ASSIGNMENT ::
The lines to copy are those holding the string "JSON" in the entries below.

Entries from a dataset of interfaces:
---------------

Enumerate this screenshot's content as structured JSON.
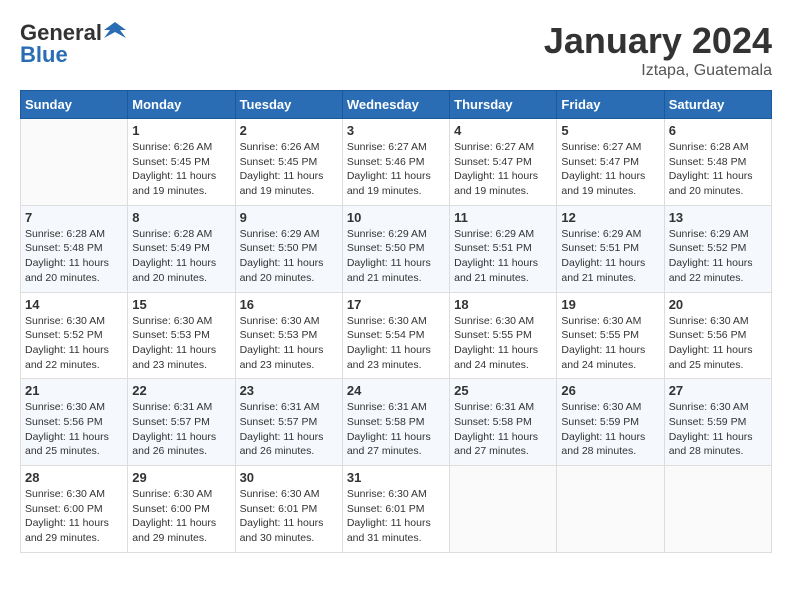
{
  "header": {
    "logo_general": "General",
    "logo_blue": "Blue",
    "month_title": "January 2024",
    "location": "Iztapa, Guatemala"
  },
  "weekdays": [
    "Sunday",
    "Monday",
    "Tuesday",
    "Wednesday",
    "Thursday",
    "Friday",
    "Saturday"
  ],
  "weeks": [
    [
      {
        "day": "",
        "info": ""
      },
      {
        "day": "1",
        "info": "Sunrise: 6:26 AM\nSunset: 5:45 PM\nDaylight: 11 hours and 19 minutes."
      },
      {
        "day": "2",
        "info": "Sunrise: 6:26 AM\nSunset: 5:45 PM\nDaylight: 11 hours and 19 minutes."
      },
      {
        "day": "3",
        "info": "Sunrise: 6:27 AM\nSunset: 5:46 PM\nDaylight: 11 hours and 19 minutes."
      },
      {
        "day": "4",
        "info": "Sunrise: 6:27 AM\nSunset: 5:47 PM\nDaylight: 11 hours and 19 minutes."
      },
      {
        "day": "5",
        "info": "Sunrise: 6:27 AM\nSunset: 5:47 PM\nDaylight: 11 hours and 19 minutes."
      },
      {
        "day": "6",
        "info": "Sunrise: 6:28 AM\nSunset: 5:48 PM\nDaylight: 11 hours and 20 minutes."
      }
    ],
    [
      {
        "day": "7",
        "info": "Sunrise: 6:28 AM\nSunset: 5:48 PM\nDaylight: 11 hours and 20 minutes."
      },
      {
        "day": "8",
        "info": "Sunrise: 6:28 AM\nSunset: 5:49 PM\nDaylight: 11 hours and 20 minutes."
      },
      {
        "day": "9",
        "info": "Sunrise: 6:29 AM\nSunset: 5:50 PM\nDaylight: 11 hours and 20 minutes."
      },
      {
        "day": "10",
        "info": "Sunrise: 6:29 AM\nSunset: 5:50 PM\nDaylight: 11 hours and 21 minutes."
      },
      {
        "day": "11",
        "info": "Sunrise: 6:29 AM\nSunset: 5:51 PM\nDaylight: 11 hours and 21 minutes."
      },
      {
        "day": "12",
        "info": "Sunrise: 6:29 AM\nSunset: 5:51 PM\nDaylight: 11 hours and 21 minutes."
      },
      {
        "day": "13",
        "info": "Sunrise: 6:29 AM\nSunset: 5:52 PM\nDaylight: 11 hours and 22 minutes."
      }
    ],
    [
      {
        "day": "14",
        "info": "Sunrise: 6:30 AM\nSunset: 5:52 PM\nDaylight: 11 hours and 22 minutes."
      },
      {
        "day": "15",
        "info": "Sunrise: 6:30 AM\nSunset: 5:53 PM\nDaylight: 11 hours and 23 minutes."
      },
      {
        "day": "16",
        "info": "Sunrise: 6:30 AM\nSunset: 5:53 PM\nDaylight: 11 hours and 23 minutes."
      },
      {
        "day": "17",
        "info": "Sunrise: 6:30 AM\nSunset: 5:54 PM\nDaylight: 11 hours and 23 minutes."
      },
      {
        "day": "18",
        "info": "Sunrise: 6:30 AM\nSunset: 5:55 PM\nDaylight: 11 hours and 24 minutes."
      },
      {
        "day": "19",
        "info": "Sunrise: 6:30 AM\nSunset: 5:55 PM\nDaylight: 11 hours and 24 minutes."
      },
      {
        "day": "20",
        "info": "Sunrise: 6:30 AM\nSunset: 5:56 PM\nDaylight: 11 hours and 25 minutes."
      }
    ],
    [
      {
        "day": "21",
        "info": "Sunrise: 6:30 AM\nSunset: 5:56 PM\nDaylight: 11 hours and 25 minutes."
      },
      {
        "day": "22",
        "info": "Sunrise: 6:31 AM\nSunset: 5:57 PM\nDaylight: 11 hours and 26 minutes."
      },
      {
        "day": "23",
        "info": "Sunrise: 6:31 AM\nSunset: 5:57 PM\nDaylight: 11 hours and 26 minutes."
      },
      {
        "day": "24",
        "info": "Sunrise: 6:31 AM\nSunset: 5:58 PM\nDaylight: 11 hours and 27 minutes."
      },
      {
        "day": "25",
        "info": "Sunrise: 6:31 AM\nSunset: 5:58 PM\nDaylight: 11 hours and 27 minutes."
      },
      {
        "day": "26",
        "info": "Sunrise: 6:30 AM\nSunset: 5:59 PM\nDaylight: 11 hours and 28 minutes."
      },
      {
        "day": "27",
        "info": "Sunrise: 6:30 AM\nSunset: 5:59 PM\nDaylight: 11 hours and 28 minutes."
      }
    ],
    [
      {
        "day": "28",
        "info": "Sunrise: 6:30 AM\nSunset: 6:00 PM\nDaylight: 11 hours and 29 minutes."
      },
      {
        "day": "29",
        "info": "Sunrise: 6:30 AM\nSunset: 6:00 PM\nDaylight: 11 hours and 29 minutes."
      },
      {
        "day": "30",
        "info": "Sunrise: 6:30 AM\nSunset: 6:01 PM\nDaylight: 11 hours and 30 minutes."
      },
      {
        "day": "31",
        "info": "Sunrise: 6:30 AM\nSunset: 6:01 PM\nDaylight: 11 hours and 31 minutes."
      },
      {
        "day": "",
        "info": ""
      },
      {
        "day": "",
        "info": ""
      },
      {
        "day": "",
        "info": ""
      }
    ]
  ]
}
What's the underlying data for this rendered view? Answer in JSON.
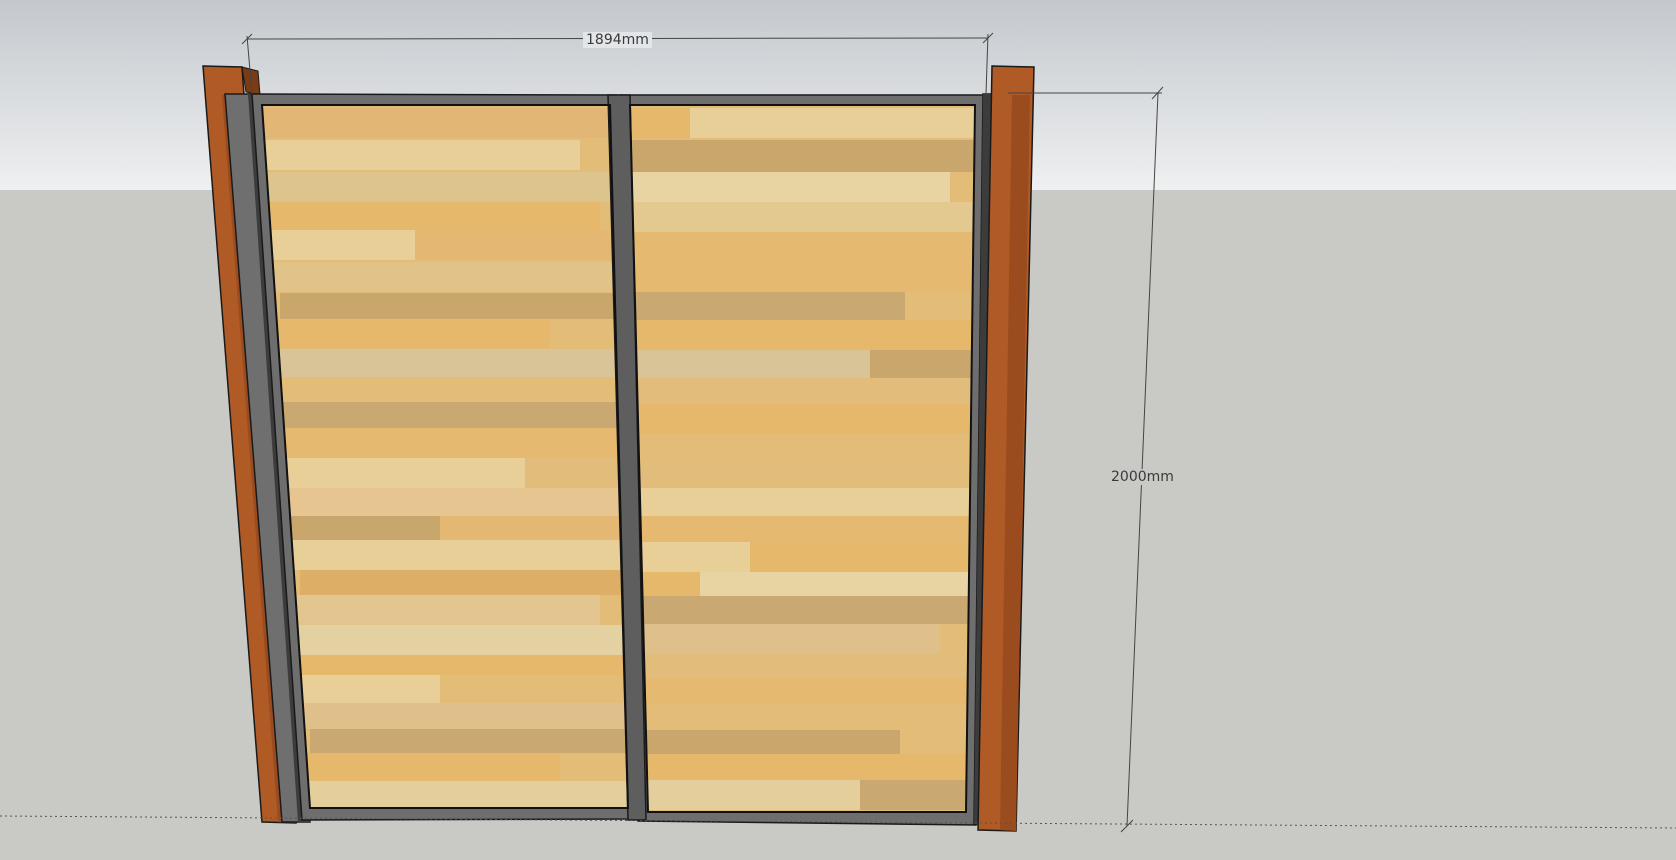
{
  "scene": {
    "sky_color_top": "#c4c8cd",
    "sky_color_bottom": "#eef0f1",
    "ground_color": "#c9cac6",
    "wood_post_color": "#b05a25",
    "steel_frame_color": "#6b6b6b",
    "panel_wood_tones": [
      "#e3bd78",
      "#d9b27a",
      "#e8cf98",
      "#c8a66c",
      "#e6b86c"
    ]
  },
  "dimensions": {
    "width_label": "1894mm",
    "height_label": "2000mm"
  }
}
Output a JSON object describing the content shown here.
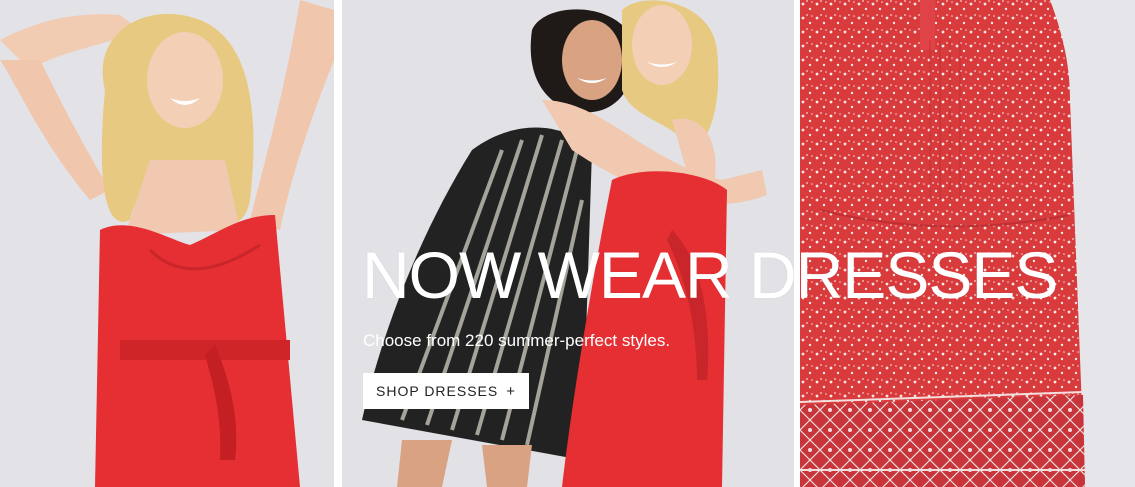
{
  "hero": {
    "headline": "NOW WEAR DRESSES",
    "subtext": "Choose from 220 summer-perfect styles.",
    "cta_label": "SHOP DRESSES",
    "cta_icon": "+",
    "colors": {
      "backdrop": "#e6e5e9",
      "dress_red": "#e52f33",
      "print_red": "#d93b3d",
      "stripe_black": "#222222",
      "skin": "#f1c9b0",
      "hair_blonde": "#e8c981",
      "hair_dark": "#1f1a18",
      "text": "#ffffff"
    }
  }
}
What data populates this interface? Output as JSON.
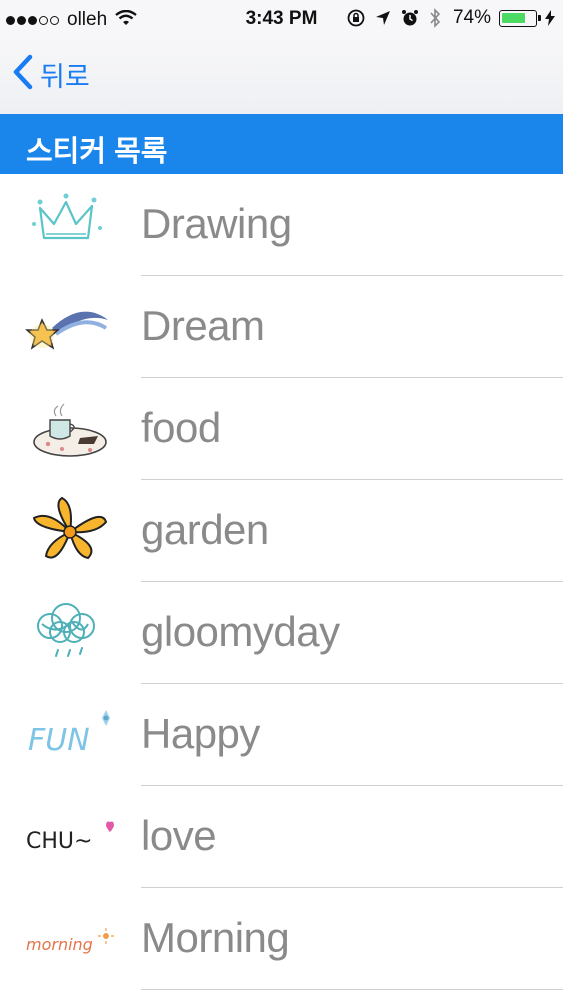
{
  "status_bar": {
    "carrier": "olleh",
    "time": "3:43 PM",
    "battery_percent": "74%",
    "battery_level": 0.74
  },
  "nav": {
    "back_label": "뒤로"
  },
  "header": {
    "title": "스티커 목록"
  },
  "stickers": [
    {
      "label": "Drawing",
      "icon": "crown-sticker-icon"
    },
    {
      "label": "Dream",
      "icon": "shooting-star-sticker-icon"
    },
    {
      "label": "food",
      "icon": "tea-plate-sticker-icon"
    },
    {
      "label": "garden",
      "icon": "flower-sticker-icon"
    },
    {
      "label": "gloomyday",
      "icon": "rain-cloud-sticker-icon"
    },
    {
      "label": "Happy",
      "icon": "fun-text-sticker-icon",
      "thumb_text": "FUN"
    },
    {
      "label": "love",
      "icon": "chu-text-sticker-icon",
      "thumb_text": "CHU~"
    },
    {
      "label": "Morning",
      "icon": "morning-text-sticker-icon",
      "thumb_text": "morning"
    }
  ],
  "colors": {
    "accent": "#1a86ec",
    "back_blue": "#1a7cf2",
    "label_gray": "#8a8a8a"
  }
}
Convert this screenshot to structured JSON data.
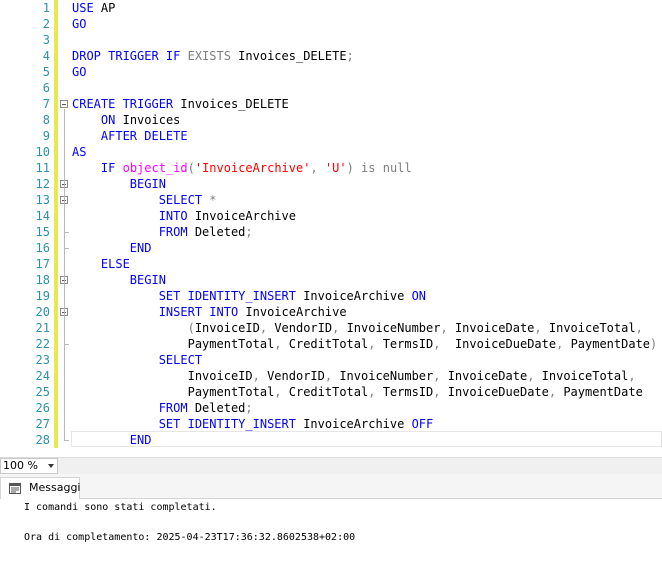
{
  "editor": {
    "line_numbers": [
      "1",
      "2",
      "3",
      "4",
      "5",
      "6",
      "7",
      "8",
      "9",
      "10",
      "11",
      "12",
      "13",
      "14",
      "15",
      "16",
      "17",
      "18",
      "19",
      "20",
      "21",
      "22",
      "23",
      "24",
      "25",
      "26",
      "27",
      "28"
    ],
    "lines": [
      [
        {
          "t": "USE ",
          "k": "kw"
        },
        {
          "t": "AP",
          "k": ""
        }
      ],
      [
        {
          "t": "GO",
          "k": "kw"
        }
      ],
      [],
      [
        {
          "t": "DROP TRIGGER IF ",
          "k": "kw"
        },
        {
          "t": "EXISTS ",
          "k": "gr"
        },
        {
          "t": "Invoices_DELETE",
          "k": ""
        },
        {
          "t": ";",
          "k": "gr"
        }
      ],
      [
        {
          "t": "GO",
          "k": "kw"
        }
      ],
      [],
      [
        {
          "t": "CREATE TRIGGER ",
          "k": "kw"
        },
        {
          "t": "Invoices_DELETE",
          "k": ""
        }
      ],
      [
        {
          "t": "    ",
          "k": ""
        },
        {
          "t": "ON ",
          "k": "kw"
        },
        {
          "t": "Invoices",
          "k": ""
        }
      ],
      [
        {
          "t": "    ",
          "k": ""
        },
        {
          "t": "AFTER DELETE",
          "k": "kw"
        }
      ],
      [
        {
          "t": "AS",
          "k": "kw"
        }
      ],
      [
        {
          "t": "    ",
          "k": ""
        },
        {
          "t": "IF ",
          "k": "kw"
        },
        {
          "t": "object_id",
          "k": "fn"
        },
        {
          "t": "(",
          "k": "gr"
        },
        {
          "t": "'InvoiceArchive'",
          "k": "str"
        },
        {
          "t": ", ",
          "k": "gr"
        },
        {
          "t": "'U'",
          "k": "str"
        },
        {
          "t": ") ",
          "k": "gr"
        },
        {
          "t": "is null",
          "k": "gr"
        }
      ],
      [
        {
          "t": "        ",
          "k": ""
        },
        {
          "t": "BEGIN",
          "k": "kw"
        }
      ],
      [
        {
          "t": "            ",
          "k": ""
        },
        {
          "t": "SELECT ",
          "k": "kw"
        },
        {
          "t": "*",
          "k": "gr"
        }
      ],
      [
        {
          "t": "            ",
          "k": ""
        },
        {
          "t": "INTO ",
          "k": "kw"
        },
        {
          "t": "InvoiceArchive",
          "k": ""
        }
      ],
      [
        {
          "t": "            ",
          "k": ""
        },
        {
          "t": "FROM ",
          "k": "kw"
        },
        {
          "t": "Deleted",
          "k": ""
        },
        {
          "t": ";",
          "k": "gr"
        }
      ],
      [
        {
          "t": "        ",
          "k": ""
        },
        {
          "t": "END",
          "k": "kw"
        }
      ],
      [
        {
          "t": "    ",
          "k": ""
        },
        {
          "t": "ELSE",
          "k": "kw"
        }
      ],
      [
        {
          "t": "        ",
          "k": ""
        },
        {
          "t": "BEGIN",
          "k": "kw"
        }
      ],
      [
        {
          "t": "            ",
          "k": ""
        },
        {
          "t": "SET IDENTITY_INSERT ",
          "k": "kw"
        },
        {
          "t": "InvoiceArchive ",
          "k": ""
        },
        {
          "t": "ON",
          "k": "kw"
        }
      ],
      [
        {
          "t": "            ",
          "k": ""
        },
        {
          "t": "INSERT INTO ",
          "k": "kw"
        },
        {
          "t": "InvoiceArchive",
          "k": ""
        }
      ],
      [
        {
          "t": "                ",
          "k": ""
        },
        {
          "t": "(",
          "k": "gr"
        },
        {
          "t": "InvoiceID",
          "k": ""
        },
        {
          "t": ", ",
          "k": "gr"
        },
        {
          "t": "VendorID",
          "k": ""
        },
        {
          "t": ", ",
          "k": "gr"
        },
        {
          "t": "InvoiceNumber",
          "k": ""
        },
        {
          "t": ", ",
          "k": "gr"
        },
        {
          "t": "InvoiceDate",
          "k": ""
        },
        {
          "t": ", ",
          "k": "gr"
        },
        {
          "t": "InvoiceTotal",
          "k": ""
        },
        {
          "t": ",",
          "k": "gr"
        }
      ],
      [
        {
          "t": "                ",
          "k": ""
        },
        {
          "t": "PaymentTotal",
          "k": ""
        },
        {
          "t": ", ",
          "k": "gr"
        },
        {
          "t": "CreditTotal",
          "k": ""
        },
        {
          "t": ", ",
          "k": "gr"
        },
        {
          "t": "TermsID",
          "k": ""
        },
        {
          "t": ",  ",
          "k": "gr"
        },
        {
          "t": "InvoiceDueDate",
          "k": ""
        },
        {
          "t": ", ",
          "k": "gr"
        },
        {
          "t": "PaymentDate",
          "k": ""
        },
        {
          "t": ")",
          "k": "gr"
        }
      ],
      [
        {
          "t": "            ",
          "k": ""
        },
        {
          "t": "SELECT",
          "k": "kw"
        }
      ],
      [
        {
          "t": "                ",
          "k": ""
        },
        {
          "t": "InvoiceID",
          "k": ""
        },
        {
          "t": ", ",
          "k": "gr"
        },
        {
          "t": "VendorID",
          "k": ""
        },
        {
          "t": ", ",
          "k": "gr"
        },
        {
          "t": "InvoiceNumber",
          "k": ""
        },
        {
          "t": ", ",
          "k": "gr"
        },
        {
          "t": "InvoiceDate",
          "k": ""
        },
        {
          "t": ", ",
          "k": "gr"
        },
        {
          "t": "InvoiceTotal",
          "k": ""
        },
        {
          "t": ",",
          "k": "gr"
        }
      ],
      [
        {
          "t": "                ",
          "k": ""
        },
        {
          "t": "PaymentTotal",
          "k": ""
        },
        {
          "t": ", ",
          "k": "gr"
        },
        {
          "t": "CreditTotal",
          "k": ""
        },
        {
          "t": ", ",
          "k": "gr"
        },
        {
          "t": "TermsID",
          "k": ""
        },
        {
          "t": ", ",
          "k": "gr"
        },
        {
          "t": "InvoiceDueDate",
          "k": ""
        },
        {
          "t": ", ",
          "k": "gr"
        },
        {
          "t": "PaymentDate",
          "k": ""
        }
      ],
      [
        {
          "t": "            ",
          "k": ""
        },
        {
          "t": "FROM ",
          "k": "kw"
        },
        {
          "t": "Deleted",
          "k": ""
        },
        {
          "t": ";",
          "k": "gr"
        }
      ],
      [
        {
          "t": "            ",
          "k": ""
        },
        {
          "t": "SET IDENTITY_INSERT ",
          "k": "kw"
        },
        {
          "t": "InvoiceArchive ",
          "k": ""
        },
        {
          "t": "OFF",
          "k": "kw"
        }
      ],
      [
        {
          "t": "        ",
          "k": ""
        },
        {
          "t": "END",
          "k": "kw"
        }
      ]
    ],
    "fold_lines": [
      7,
      12,
      13,
      18,
      20
    ]
  },
  "status": {
    "zoom": "100 %"
  },
  "results": {
    "tab_label": "Messaggi",
    "messages": [
      "I comandi sono stati completati.",
      "",
      "Ora di completamento: 2025-04-23T17:36:32.8602538+02:00"
    ]
  },
  "colors": {
    "keyword": "#0000ff",
    "operator": "#808080",
    "function": "#ff00ff",
    "string": "#ff0000",
    "line_number": "#2b91af",
    "change_bar": "#e8e84f"
  }
}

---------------

EXERCISE SOLUTION ::
Enumerate this screenshot's content as structured JSON.
What's the underlying data for this rendered view? Answer in JSON.
Output a JSON object describing the content shown here.
What data populates this interface? Output as JSON.
Convert this screenshot to structured JSON data.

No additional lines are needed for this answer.